"We're not going to repeat the mistakes made by the Democrats who run Washington when they passed a 2,700-page bill that no one had actually read," said Michael Steel, a spokesman for Boehner, R-Ohio.
While Republicans say the recent insurance industry announcements eased the political pressure on them to act, some cited other reasons for moving carefully on replacement legislation.
With the party united around repeal of the existing law, they said they want to avoid an internal squabble over the details of any replacement legislation, at least until after the elections this fall.
In addition, they want to wait until they know whether GOP presidential candidate Mitt Romney wins the White House in November.
Romney has provided few details about his plans for health care legislation.
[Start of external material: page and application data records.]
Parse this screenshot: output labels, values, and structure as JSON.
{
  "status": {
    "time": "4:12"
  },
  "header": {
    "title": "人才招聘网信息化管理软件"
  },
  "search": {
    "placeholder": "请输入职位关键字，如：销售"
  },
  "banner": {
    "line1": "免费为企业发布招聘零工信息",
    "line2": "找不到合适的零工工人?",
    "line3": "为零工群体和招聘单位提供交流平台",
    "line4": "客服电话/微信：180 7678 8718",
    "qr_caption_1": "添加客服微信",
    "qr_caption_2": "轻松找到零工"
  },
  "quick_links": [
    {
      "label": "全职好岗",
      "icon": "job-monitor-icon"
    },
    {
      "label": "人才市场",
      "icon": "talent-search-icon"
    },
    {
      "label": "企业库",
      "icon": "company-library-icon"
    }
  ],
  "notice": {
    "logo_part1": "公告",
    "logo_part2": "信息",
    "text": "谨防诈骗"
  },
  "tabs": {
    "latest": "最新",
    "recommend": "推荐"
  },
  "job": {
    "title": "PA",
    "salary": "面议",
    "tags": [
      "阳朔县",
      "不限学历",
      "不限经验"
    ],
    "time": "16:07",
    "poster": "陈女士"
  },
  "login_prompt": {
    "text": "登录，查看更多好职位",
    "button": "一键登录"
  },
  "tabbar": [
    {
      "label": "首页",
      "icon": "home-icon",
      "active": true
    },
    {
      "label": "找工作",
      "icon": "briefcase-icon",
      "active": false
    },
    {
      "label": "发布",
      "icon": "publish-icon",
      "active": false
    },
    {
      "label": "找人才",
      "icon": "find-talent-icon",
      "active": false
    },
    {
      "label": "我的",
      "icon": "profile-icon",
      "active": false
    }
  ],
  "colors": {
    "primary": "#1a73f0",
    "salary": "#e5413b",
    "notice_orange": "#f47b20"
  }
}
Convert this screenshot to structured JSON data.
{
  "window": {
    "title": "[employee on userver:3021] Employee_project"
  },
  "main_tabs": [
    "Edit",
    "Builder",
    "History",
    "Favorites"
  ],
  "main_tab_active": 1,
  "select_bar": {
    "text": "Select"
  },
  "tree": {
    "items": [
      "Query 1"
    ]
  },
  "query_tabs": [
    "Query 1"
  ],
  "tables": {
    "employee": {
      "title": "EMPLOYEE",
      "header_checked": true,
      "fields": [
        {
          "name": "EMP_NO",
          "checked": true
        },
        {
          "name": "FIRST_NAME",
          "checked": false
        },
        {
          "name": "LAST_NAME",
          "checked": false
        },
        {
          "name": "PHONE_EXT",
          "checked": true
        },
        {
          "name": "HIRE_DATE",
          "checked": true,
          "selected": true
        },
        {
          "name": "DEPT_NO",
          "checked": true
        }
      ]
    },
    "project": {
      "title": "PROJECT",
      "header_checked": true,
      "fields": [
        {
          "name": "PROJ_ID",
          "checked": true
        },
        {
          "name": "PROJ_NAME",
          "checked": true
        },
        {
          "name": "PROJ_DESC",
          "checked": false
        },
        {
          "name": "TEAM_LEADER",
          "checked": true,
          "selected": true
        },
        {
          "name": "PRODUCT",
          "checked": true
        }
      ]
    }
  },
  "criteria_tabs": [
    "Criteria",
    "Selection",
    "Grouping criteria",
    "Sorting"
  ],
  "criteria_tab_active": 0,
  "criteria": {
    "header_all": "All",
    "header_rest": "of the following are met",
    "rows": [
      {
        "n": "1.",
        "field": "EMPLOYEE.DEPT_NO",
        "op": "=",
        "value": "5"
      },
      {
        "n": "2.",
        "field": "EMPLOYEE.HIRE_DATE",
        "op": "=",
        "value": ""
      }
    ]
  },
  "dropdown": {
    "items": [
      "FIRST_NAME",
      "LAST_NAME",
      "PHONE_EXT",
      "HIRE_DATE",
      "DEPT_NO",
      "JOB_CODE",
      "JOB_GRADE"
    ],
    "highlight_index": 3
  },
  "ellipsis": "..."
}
He supports repeal of the current law, in part citing a requirement for individuals to obtain coverage, even though as governor of Massachusetts he signed a law with a similar provision.
On one big-ticket item, Romney and House Republicans already have parted company.
Both criticize Obama and Democrats for cutting Medicare by $500 billion over the next decade as part of the health care law.
But Romney's aides say he wants to restore the money to Medicare, while the budget that the Republicans pushed through the House would instead put the money toward deficit reduction.
In interviews, several Republicans drew attention to recent announcement from a few insurers pledging to retain some recent changes regardless of a court ruling.
UnitedHealth Group, Humana and Aetna said that regardless of the court's ruling, they will continue to cover preventive care such as immunizations and screenings without requiring a copayment. They also said children up to age 26 may be covered through their parents' insurance plans.
Additionally, UnitedHealth Group Inc. and Humana Inc. said they will not reimpose lifetime dollar limits on benefits, a provision most important for patients with cancer and other expensive-to-treat diseases.
The actions left in question the fate of other provisions in the health care law, including a requirement for new coverage for children up to age 19 with existing medical conditions.
Nor do the voluntary announcements cover everyone.
United Health and Humana said their announcements would affect customers with individual policies and those who receive small-group coverage through work.
Workers and families who receive coverage from large employers that pay their own medical claims are unaffected. Those employers will make their own decisions how to respond to the court's ruling.
Neither company provided an estimate of how many of their customers would be affected by their announcement.
The nonpartisan Kaiser Family Foundation estimates that 60 percent of covered workers are in plans that are self-funded by their employers.
Copyright 2012 The Associated Press. All rights reserved. This material may not be published, broadcast, rewritten or redistributed.